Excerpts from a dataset

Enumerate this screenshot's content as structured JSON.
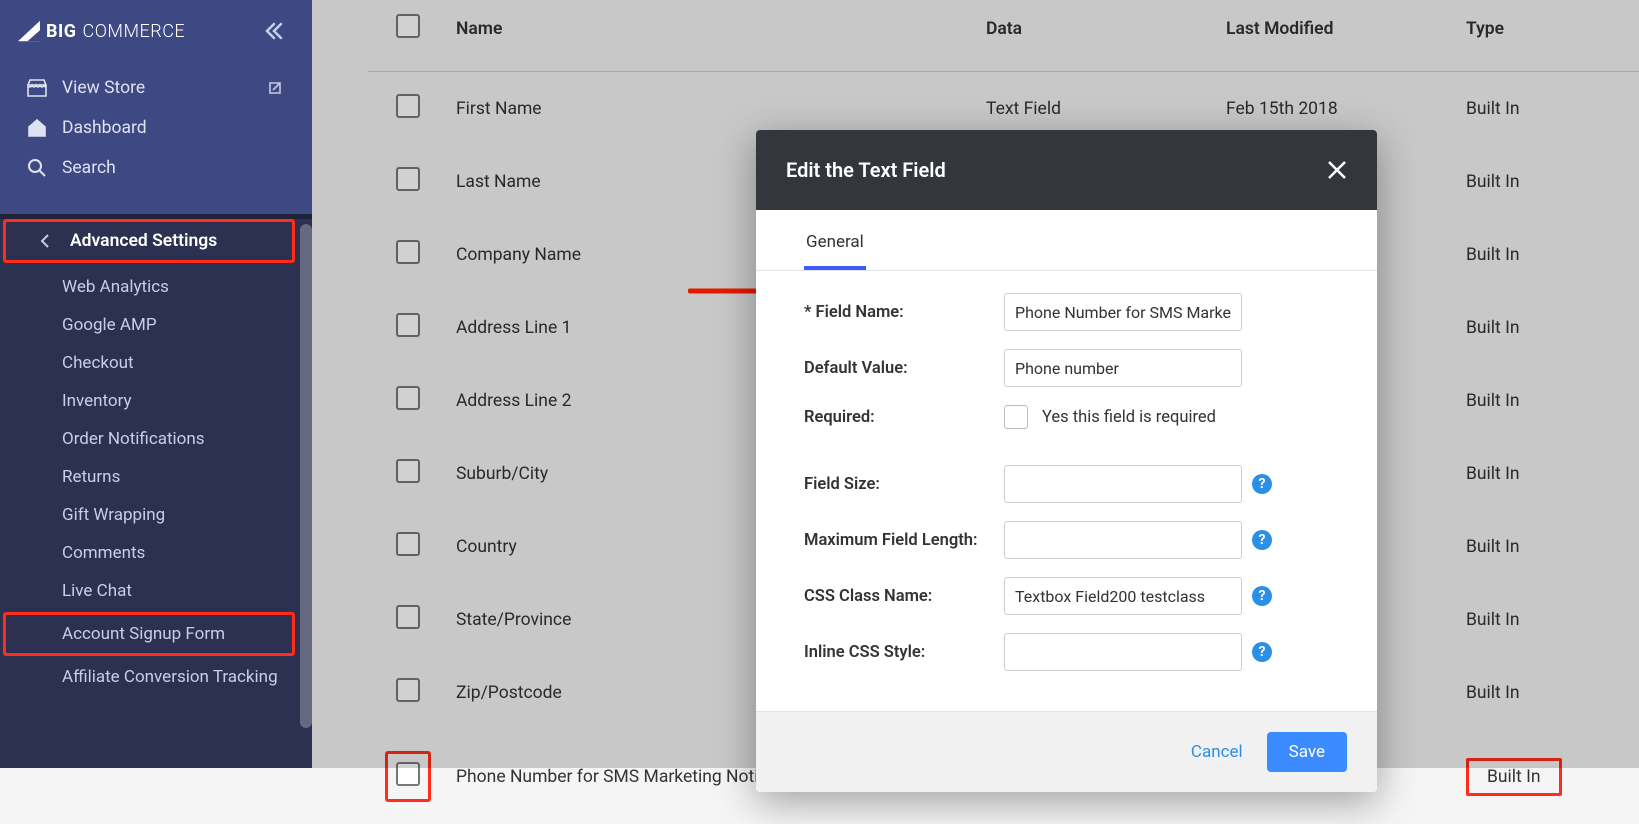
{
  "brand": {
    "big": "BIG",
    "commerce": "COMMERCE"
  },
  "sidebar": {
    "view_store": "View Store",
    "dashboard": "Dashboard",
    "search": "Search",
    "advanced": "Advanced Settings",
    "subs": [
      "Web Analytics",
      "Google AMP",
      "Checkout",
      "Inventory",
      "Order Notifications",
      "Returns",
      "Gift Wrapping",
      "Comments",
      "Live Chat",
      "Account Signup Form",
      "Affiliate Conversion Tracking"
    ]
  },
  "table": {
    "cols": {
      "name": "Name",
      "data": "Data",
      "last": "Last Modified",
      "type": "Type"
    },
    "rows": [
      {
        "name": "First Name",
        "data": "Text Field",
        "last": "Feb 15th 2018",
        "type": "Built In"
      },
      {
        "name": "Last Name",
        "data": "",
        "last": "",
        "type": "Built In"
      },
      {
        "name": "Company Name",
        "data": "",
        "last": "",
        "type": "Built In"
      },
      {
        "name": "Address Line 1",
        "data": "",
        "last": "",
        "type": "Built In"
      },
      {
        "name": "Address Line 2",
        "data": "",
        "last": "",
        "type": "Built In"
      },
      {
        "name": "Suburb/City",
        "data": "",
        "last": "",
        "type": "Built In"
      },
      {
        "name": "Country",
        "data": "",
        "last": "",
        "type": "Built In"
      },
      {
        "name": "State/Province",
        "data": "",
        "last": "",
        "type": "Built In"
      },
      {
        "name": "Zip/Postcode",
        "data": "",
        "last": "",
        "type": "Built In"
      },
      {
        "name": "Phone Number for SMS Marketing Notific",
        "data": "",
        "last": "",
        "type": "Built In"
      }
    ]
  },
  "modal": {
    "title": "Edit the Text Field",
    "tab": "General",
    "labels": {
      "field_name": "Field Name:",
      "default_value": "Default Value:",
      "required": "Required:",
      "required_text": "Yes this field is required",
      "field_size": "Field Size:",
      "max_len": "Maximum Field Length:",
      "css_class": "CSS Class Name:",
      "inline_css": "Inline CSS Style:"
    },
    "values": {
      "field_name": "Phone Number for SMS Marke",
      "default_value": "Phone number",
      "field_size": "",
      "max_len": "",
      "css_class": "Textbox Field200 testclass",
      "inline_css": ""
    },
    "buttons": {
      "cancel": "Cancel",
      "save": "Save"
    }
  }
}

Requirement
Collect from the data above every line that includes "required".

Response area
      "required": "Required:",
      "required_text": "Yes this field is required",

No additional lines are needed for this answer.